# Task prompt
Reply with one number only: the count of lines below that contain the word "phone".

# Available data
—————

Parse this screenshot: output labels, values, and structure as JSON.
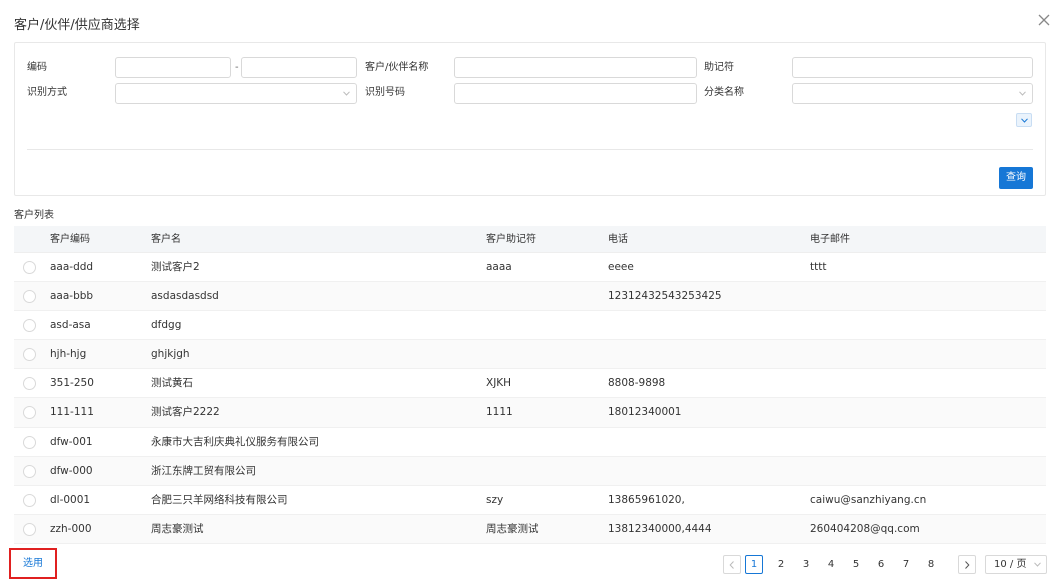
{
  "dialog": {
    "title": "客户/伙伴/供应商选择"
  },
  "filters": {
    "code_label": "编码",
    "code_separator": "-",
    "name_label": "客户/伙伴名称",
    "mnemonic_label": "助记符",
    "id_method_label": "识别方式",
    "id_number_label": "识别号码",
    "category_label": "分类名称",
    "query_label": "查询"
  },
  "list": {
    "title": "客户列表",
    "columns": [
      "客户编码",
      "客户名",
      "客户助记符",
      "电话",
      "电子邮件"
    ],
    "rows": [
      {
        "code": "aaa-ddd",
        "name": "测试客户2",
        "mnemonic": "aaaa",
        "phone": "eeee",
        "email": "tttt"
      },
      {
        "code": "aaa-bbb",
        "name": "asdasdasdsd",
        "mnemonic": "",
        "phone": "12312432543253425",
        "email": ""
      },
      {
        "code": "asd-asa",
        "name": "dfdgg",
        "mnemonic": "",
        "phone": "",
        "email": ""
      },
      {
        "code": "hjh-hjg",
        "name": "ghjkjgh",
        "mnemonic": "",
        "phone": "",
        "email": ""
      },
      {
        "code": "351-250",
        "name": "测试黄石",
        "mnemonic": "XJKH",
        "phone": "8808-9898",
        "email": ""
      },
      {
        "code": "111-111",
        "name": "测试客户2222",
        "mnemonic": "1111",
        "phone": "18012340001",
        "email": ""
      },
      {
        "code": "dfw-001",
        "name": "永康市大吉利庆典礼仪服务有限公司",
        "mnemonic": "",
        "phone": "",
        "email": ""
      },
      {
        "code": "dfw-000",
        "name": "浙江东牌工贸有限公司",
        "mnemonic": "",
        "phone": "",
        "email": ""
      },
      {
        "code": "dl-0001",
        "name": "合肥三只羊网络科技有限公司",
        "mnemonic": "szy",
        "phone": "13865961020,",
        "email": "caiwu@sanzhiyang.cn"
      },
      {
        "code": "zzh-000",
        "name": "周志豪测试",
        "mnemonic": "周志豪测试",
        "phone": "13812340000,4444",
        "email": "260404208@qq.com"
      }
    ]
  },
  "footer": {
    "use_label": "选用",
    "pages": [
      "1",
      "2",
      "3",
      "4",
      "5",
      "6",
      "7",
      "8"
    ],
    "current_page": "1",
    "page_size": "10 / 页"
  },
  "colors": {
    "primary": "#1677d6",
    "highlight_border": "#e02020"
  },
  "icons": [
    "close-icon",
    "chevron-down-icon",
    "chevron-left-icon",
    "chevron-right-icon"
  ]
}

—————

# Answer below
10